Your instructions ::
For each line in the records that contains "true", make a copy.

(Interface dataset entries)
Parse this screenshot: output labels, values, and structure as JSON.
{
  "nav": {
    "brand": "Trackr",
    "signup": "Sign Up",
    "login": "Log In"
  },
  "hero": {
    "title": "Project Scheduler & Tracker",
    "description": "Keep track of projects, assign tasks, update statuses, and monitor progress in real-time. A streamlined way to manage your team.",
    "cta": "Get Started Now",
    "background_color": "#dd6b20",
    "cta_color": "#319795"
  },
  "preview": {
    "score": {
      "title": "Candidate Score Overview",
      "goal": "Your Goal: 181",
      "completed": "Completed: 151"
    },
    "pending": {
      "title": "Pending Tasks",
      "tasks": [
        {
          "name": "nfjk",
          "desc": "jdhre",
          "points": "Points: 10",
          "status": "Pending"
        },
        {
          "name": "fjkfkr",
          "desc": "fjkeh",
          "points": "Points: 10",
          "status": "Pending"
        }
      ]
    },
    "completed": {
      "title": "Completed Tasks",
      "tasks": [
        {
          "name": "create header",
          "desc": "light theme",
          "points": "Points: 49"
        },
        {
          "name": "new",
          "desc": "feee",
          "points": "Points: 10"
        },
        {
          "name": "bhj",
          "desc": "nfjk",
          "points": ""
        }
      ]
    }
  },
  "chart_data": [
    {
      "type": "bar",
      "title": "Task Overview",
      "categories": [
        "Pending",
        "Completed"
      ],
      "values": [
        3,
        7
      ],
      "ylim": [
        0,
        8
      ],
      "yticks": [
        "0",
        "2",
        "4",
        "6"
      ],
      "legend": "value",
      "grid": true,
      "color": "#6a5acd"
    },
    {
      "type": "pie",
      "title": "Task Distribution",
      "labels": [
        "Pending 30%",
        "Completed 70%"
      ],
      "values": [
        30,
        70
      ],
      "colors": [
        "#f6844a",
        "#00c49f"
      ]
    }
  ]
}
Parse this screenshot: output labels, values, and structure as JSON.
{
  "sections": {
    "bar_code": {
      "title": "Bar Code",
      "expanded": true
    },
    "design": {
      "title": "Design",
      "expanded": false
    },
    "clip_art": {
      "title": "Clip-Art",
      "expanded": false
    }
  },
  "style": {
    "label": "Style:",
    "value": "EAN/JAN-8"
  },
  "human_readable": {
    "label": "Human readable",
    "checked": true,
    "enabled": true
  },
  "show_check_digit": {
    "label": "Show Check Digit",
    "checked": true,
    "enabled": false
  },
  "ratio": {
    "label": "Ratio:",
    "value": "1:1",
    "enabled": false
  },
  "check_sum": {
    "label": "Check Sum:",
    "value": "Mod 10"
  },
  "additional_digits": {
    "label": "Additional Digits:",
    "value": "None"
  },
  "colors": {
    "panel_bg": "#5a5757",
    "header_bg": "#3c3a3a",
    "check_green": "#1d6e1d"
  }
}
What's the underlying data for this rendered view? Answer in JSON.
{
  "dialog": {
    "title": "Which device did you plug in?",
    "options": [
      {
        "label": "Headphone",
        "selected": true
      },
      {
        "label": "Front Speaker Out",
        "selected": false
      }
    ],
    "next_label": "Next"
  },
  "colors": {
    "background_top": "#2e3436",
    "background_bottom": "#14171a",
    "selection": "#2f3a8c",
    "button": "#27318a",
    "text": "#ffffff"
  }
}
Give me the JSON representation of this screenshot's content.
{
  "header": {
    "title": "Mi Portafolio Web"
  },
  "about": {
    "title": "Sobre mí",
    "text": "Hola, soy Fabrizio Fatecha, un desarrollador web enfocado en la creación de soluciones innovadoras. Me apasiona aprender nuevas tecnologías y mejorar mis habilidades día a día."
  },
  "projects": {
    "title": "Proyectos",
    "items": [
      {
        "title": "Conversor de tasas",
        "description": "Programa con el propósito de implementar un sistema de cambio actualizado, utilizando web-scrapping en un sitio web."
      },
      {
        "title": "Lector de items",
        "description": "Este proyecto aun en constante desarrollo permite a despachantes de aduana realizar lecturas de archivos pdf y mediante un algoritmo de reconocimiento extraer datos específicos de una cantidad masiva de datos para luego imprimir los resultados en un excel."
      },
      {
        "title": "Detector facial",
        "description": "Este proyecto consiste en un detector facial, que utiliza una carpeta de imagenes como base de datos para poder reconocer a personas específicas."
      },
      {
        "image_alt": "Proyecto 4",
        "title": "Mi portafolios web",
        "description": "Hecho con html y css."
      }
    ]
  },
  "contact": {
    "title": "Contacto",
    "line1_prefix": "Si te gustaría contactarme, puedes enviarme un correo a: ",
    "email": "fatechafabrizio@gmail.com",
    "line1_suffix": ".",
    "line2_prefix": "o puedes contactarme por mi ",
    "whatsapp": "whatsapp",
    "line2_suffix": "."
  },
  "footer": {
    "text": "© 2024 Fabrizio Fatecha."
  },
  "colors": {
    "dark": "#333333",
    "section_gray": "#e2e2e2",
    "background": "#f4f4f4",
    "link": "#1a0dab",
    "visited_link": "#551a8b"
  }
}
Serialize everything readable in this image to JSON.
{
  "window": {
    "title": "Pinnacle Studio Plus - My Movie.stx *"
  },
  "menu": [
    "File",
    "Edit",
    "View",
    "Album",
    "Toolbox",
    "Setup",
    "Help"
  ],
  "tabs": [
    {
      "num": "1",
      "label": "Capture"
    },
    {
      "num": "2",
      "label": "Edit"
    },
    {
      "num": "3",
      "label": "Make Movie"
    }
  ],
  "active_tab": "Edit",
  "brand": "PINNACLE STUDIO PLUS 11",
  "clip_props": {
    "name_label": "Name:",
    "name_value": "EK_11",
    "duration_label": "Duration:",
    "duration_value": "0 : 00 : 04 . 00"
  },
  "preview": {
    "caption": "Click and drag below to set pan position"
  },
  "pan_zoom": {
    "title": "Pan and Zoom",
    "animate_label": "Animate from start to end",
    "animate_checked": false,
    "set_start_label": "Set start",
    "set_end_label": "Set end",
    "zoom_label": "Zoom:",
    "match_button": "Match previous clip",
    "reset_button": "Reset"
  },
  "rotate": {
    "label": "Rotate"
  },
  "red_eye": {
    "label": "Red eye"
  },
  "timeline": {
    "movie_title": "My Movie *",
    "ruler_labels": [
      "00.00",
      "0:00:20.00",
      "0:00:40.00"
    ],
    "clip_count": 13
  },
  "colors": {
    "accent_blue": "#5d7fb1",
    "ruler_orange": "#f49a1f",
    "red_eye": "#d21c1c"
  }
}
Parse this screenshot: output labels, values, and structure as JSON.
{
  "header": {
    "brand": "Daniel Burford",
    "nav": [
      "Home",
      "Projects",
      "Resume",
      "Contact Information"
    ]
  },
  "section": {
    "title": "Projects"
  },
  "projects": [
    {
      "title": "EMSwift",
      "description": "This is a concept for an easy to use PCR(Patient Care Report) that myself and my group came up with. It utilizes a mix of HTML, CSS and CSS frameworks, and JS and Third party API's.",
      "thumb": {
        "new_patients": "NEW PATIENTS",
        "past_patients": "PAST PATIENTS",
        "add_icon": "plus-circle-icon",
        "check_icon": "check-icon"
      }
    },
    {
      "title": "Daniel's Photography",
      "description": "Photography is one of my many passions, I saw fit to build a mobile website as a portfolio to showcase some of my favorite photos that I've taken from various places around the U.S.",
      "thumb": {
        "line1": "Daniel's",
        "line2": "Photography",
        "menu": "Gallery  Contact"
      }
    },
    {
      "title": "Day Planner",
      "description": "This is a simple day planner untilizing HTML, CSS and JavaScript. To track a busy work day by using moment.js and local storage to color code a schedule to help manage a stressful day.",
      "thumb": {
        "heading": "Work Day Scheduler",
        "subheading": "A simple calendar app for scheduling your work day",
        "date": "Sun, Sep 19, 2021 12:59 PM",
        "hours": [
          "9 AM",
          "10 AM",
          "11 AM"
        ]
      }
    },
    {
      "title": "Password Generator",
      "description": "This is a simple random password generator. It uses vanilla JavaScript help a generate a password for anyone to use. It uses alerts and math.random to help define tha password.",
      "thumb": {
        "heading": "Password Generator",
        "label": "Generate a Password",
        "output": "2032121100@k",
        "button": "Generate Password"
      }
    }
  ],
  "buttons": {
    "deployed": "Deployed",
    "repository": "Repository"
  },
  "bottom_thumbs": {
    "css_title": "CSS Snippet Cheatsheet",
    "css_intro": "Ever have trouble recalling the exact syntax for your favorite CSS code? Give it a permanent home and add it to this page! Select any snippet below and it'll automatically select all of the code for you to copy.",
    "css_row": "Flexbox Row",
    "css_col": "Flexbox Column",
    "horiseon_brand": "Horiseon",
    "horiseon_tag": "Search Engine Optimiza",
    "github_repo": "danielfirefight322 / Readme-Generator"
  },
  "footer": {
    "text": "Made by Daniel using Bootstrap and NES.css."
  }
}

Exercise output ::
      "grid": true,
      "expanded": true
    "checked": true,
    "enabled": true
    "checked": true,
        "selected": true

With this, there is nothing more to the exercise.